God then explains to Moses how this theophany, this profound moment of revelation, is qualitatively different from God’s earlier appearances to and relationships with the patriarchs: none of them knew God’s personal name; none of them interacted with God in such close partnership; none of them ever led their people to the very entrance of the Promised Land.

Forty years later, at the conclusion of the Torah, the text makes it clear that Moses was held in special regard by God, unique among the many and varied characters in Scripture: “Never again did there arise in Israel a prophet like Moses — whom the Lord singled out, face to face [panim el panim] …” (Deut. 34:10).

While we don’t know exactly what it meant for Moses to know God “face to face,” we can infer that it involved a unique level of intimacy that no one else in the Hebrew Bible ever reached.

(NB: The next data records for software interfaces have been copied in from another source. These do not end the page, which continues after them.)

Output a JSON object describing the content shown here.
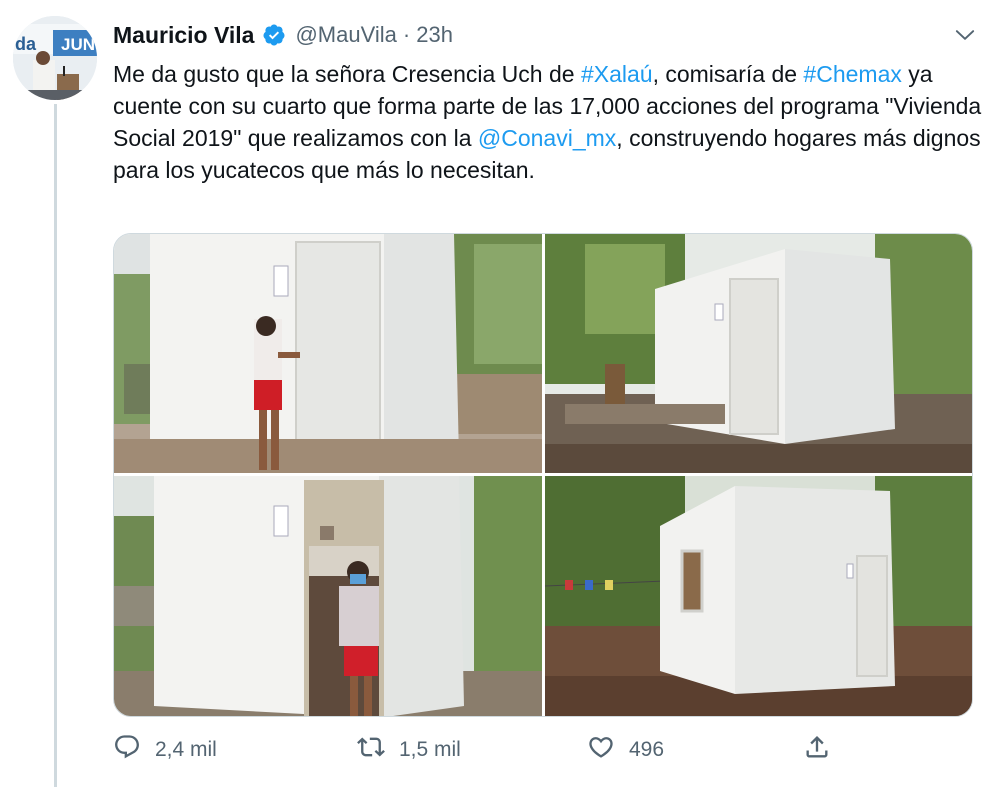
{
  "tweet": {
    "author_name": "Mauricio Vila",
    "handle": "@MauVila",
    "separator": "·",
    "time": "23h",
    "text": {
      "t1": "Me da gusto que la señora Cresencia Uch de ",
      "hashtag1": "#Xalaú",
      "t2": ", comisaría de ",
      "hashtag2": "#Chemax",
      "t3": " ya cuente con su cuarto que forma parte de las 17,000 acciones del programa \"Vivienda Social 2019\" que realizamos con la ",
      "mention": "@Conavi_mx",
      "t4": ", construyendo hogares más dignos para los yucatecos que más lo necesitan."
    },
    "avatar_banner_text": "JUN",
    "avatar_banner_text_small": "da"
  },
  "actions": {
    "reply_count": "2,4 mil",
    "retweet_count": "1,5 mil",
    "like_count": "496"
  },
  "icons": {
    "verified": "verified-badge-icon",
    "caret": "chevron-down-icon",
    "reply": "reply-icon",
    "retweet": "retweet-icon",
    "like": "heart-icon",
    "share": "share-icon"
  },
  "colors": {
    "link": "#1d9bf0",
    "secondary_text": "#536471",
    "primary_text": "#0f1419",
    "border": "#cfd9de"
  }
}
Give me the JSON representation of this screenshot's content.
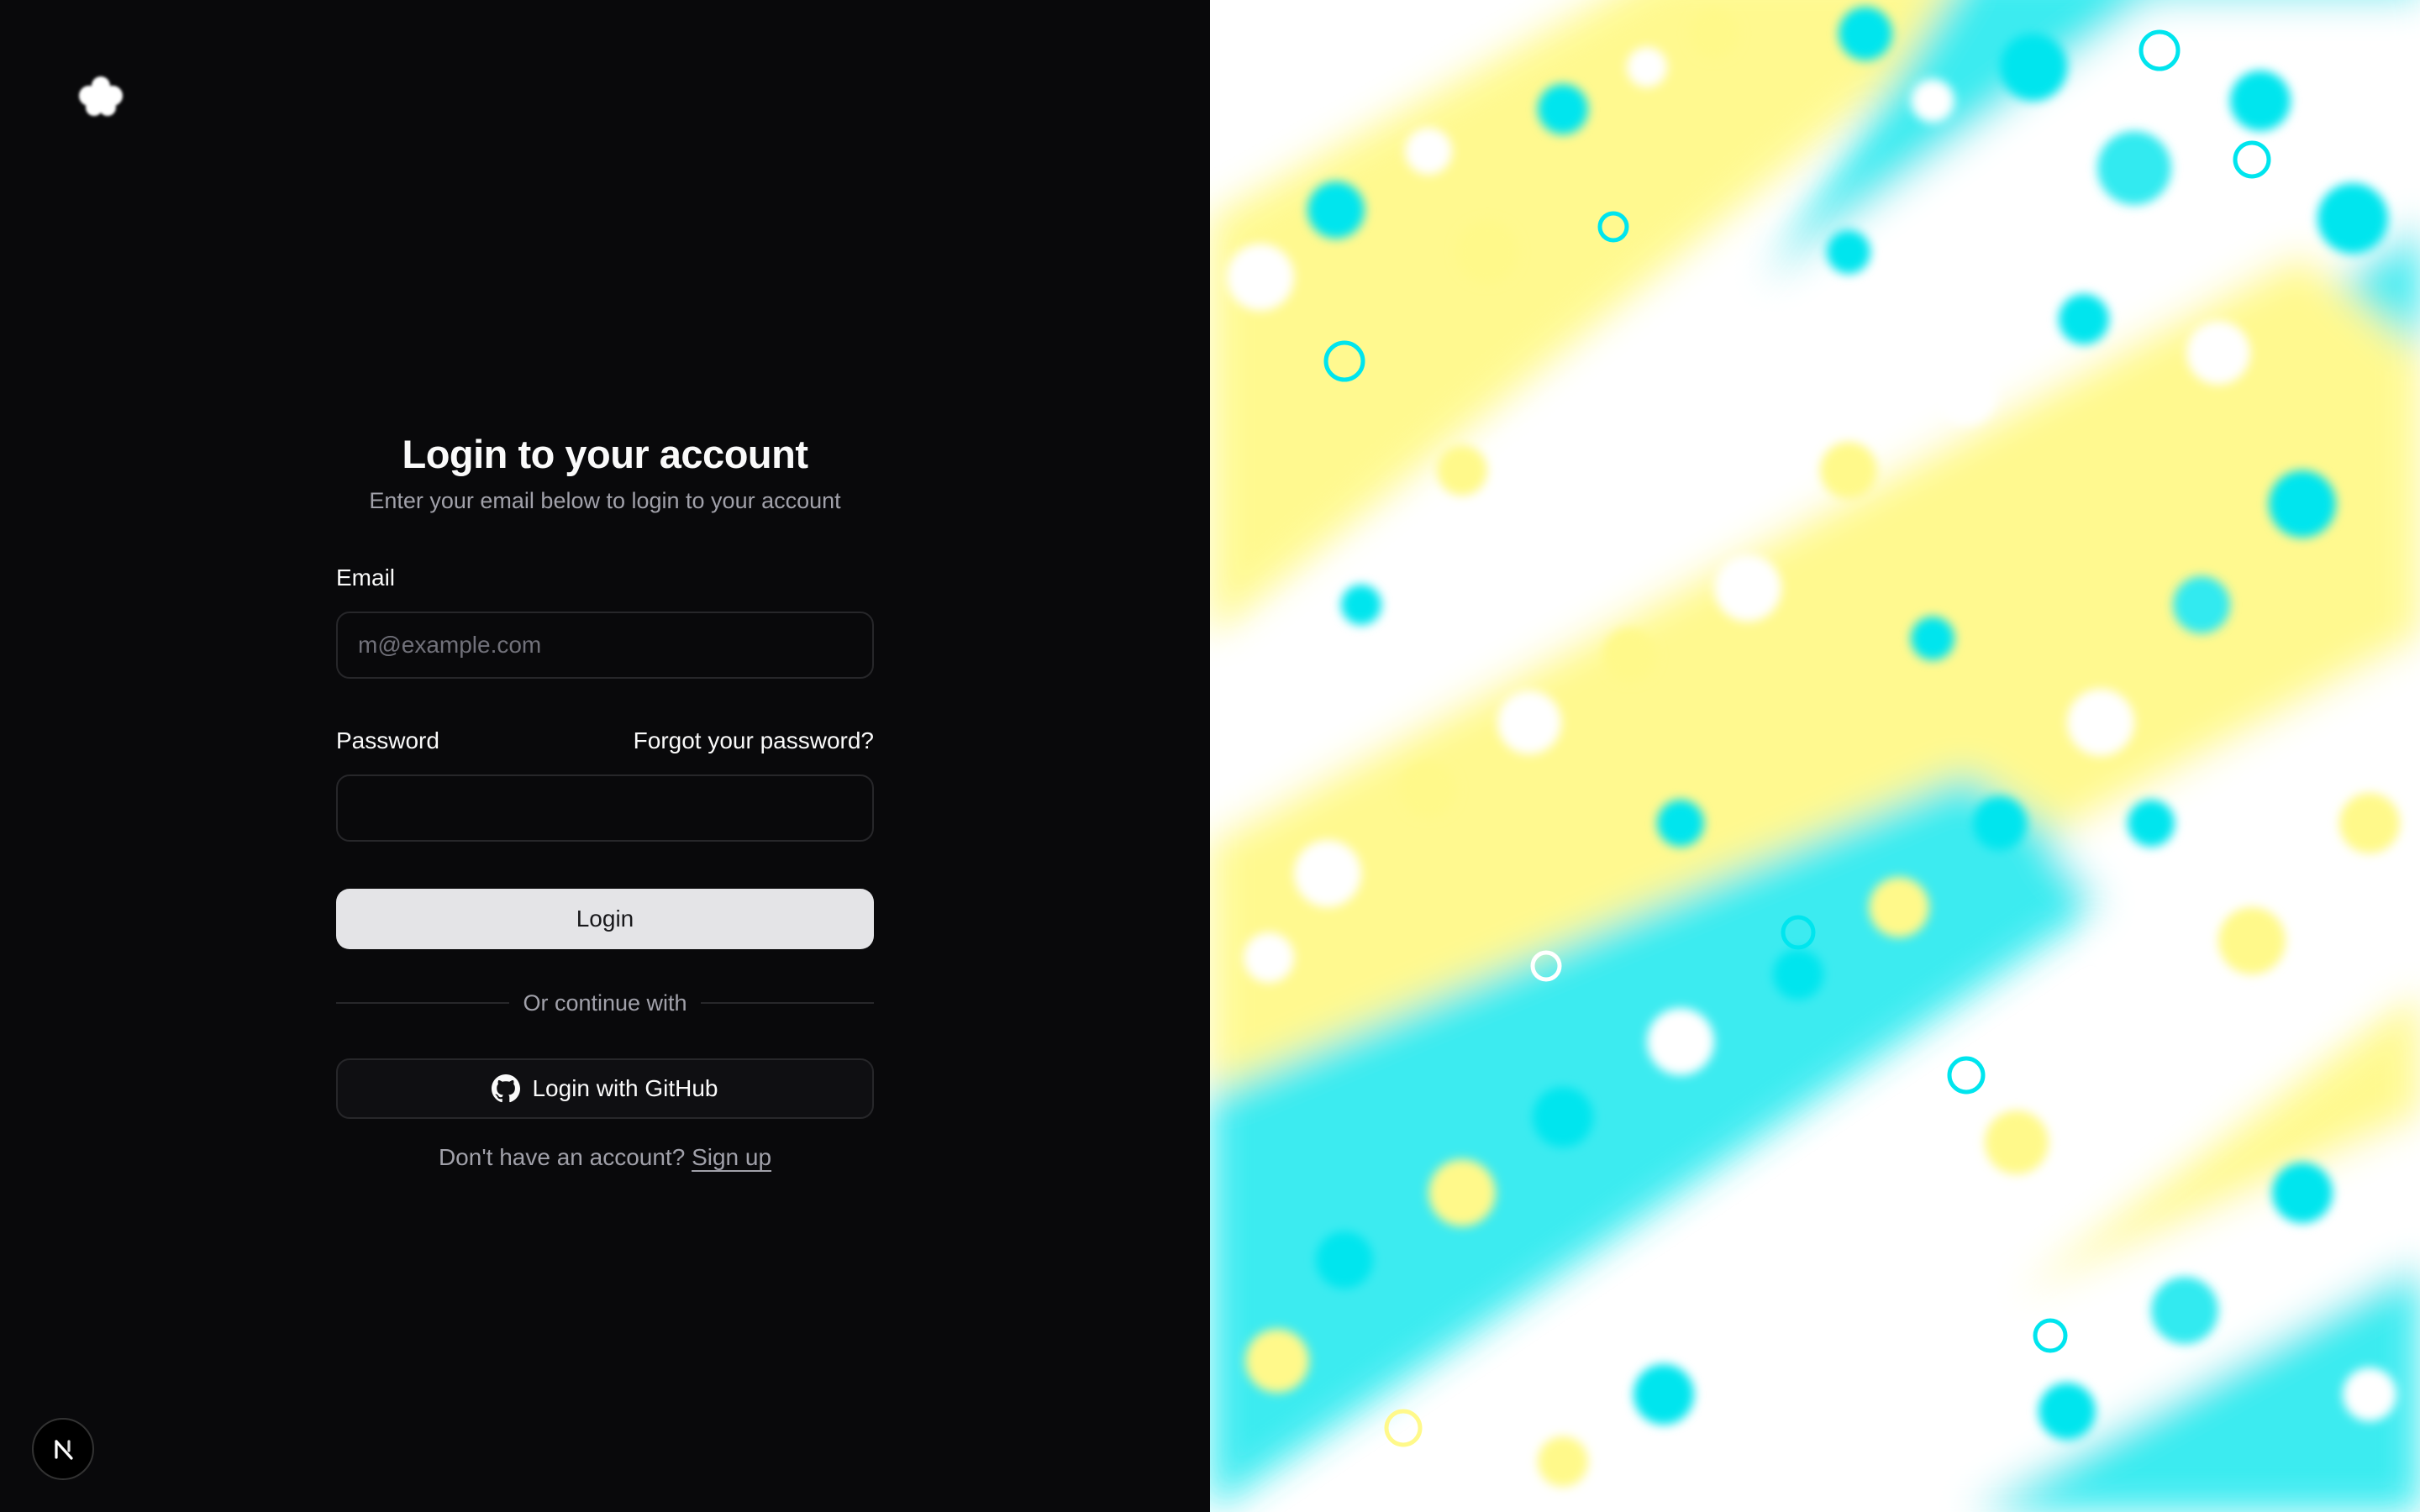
{
  "brand": {
    "logo_icon": "cloud-logo-icon"
  },
  "login_form": {
    "title": "Login to your account",
    "subtitle": "Enter your email below to login to your account",
    "email_label": "Email",
    "email_value": "",
    "email_placeholder": "m@example.com",
    "password_label": "Password",
    "password_value": "",
    "forgot_link": "Forgot your password?",
    "login_button": "Login",
    "divider_text": "Or continue with",
    "github_button": "Login with GitHub",
    "github_icon": "github-icon",
    "signup_prompt": "Don't have an account?",
    "signup_link": "Sign up"
  },
  "dev_badge": {
    "icon": "nextjs-icon"
  },
  "colors": {
    "background": "#09090b",
    "primary_button": "#e4e4e7",
    "accent_cyan": "#00e5ee",
    "accent_yellow": "#fff98a"
  }
}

The Biblical patriarchs, for example, might have experienced God, spoken to God and interrelated with God, but not one of them ever encountered God’s true essence, God’s personhood.

In a term that the Jewish theologian Martin Buber would most likely have used, only Moses had an “I-Thou” relationship with the Almighty.

When Moses resists the divine call and asks God, “Who am I?” in the famous scene at the burning bush, he expresses a heartfelt and deep humility that serves as a model for all of us who strive for moral and spiritual rectitude.

And when God answers him in this week’s Torah portion, God implies that it is only someone of such humble character that is worthy of the mantle of leadership, strong enough to liberate the Israelites from slavery in Egypt, and enlightened and evolved to a degree that make an intimate and ultimately successful partnership with God possible.

Rabbi Niles Elliot Goldstein
Rabbi Niles Elliot Goldstein

Rabbi Niles Elliot Goldstein is the spiritual leader of Congregation Beth Shalom in Napa Valley and the founding rabbi of the New Shul in New York City. He is also the author or editor of several books including "Gonzo Judaism" and "God at the Edge."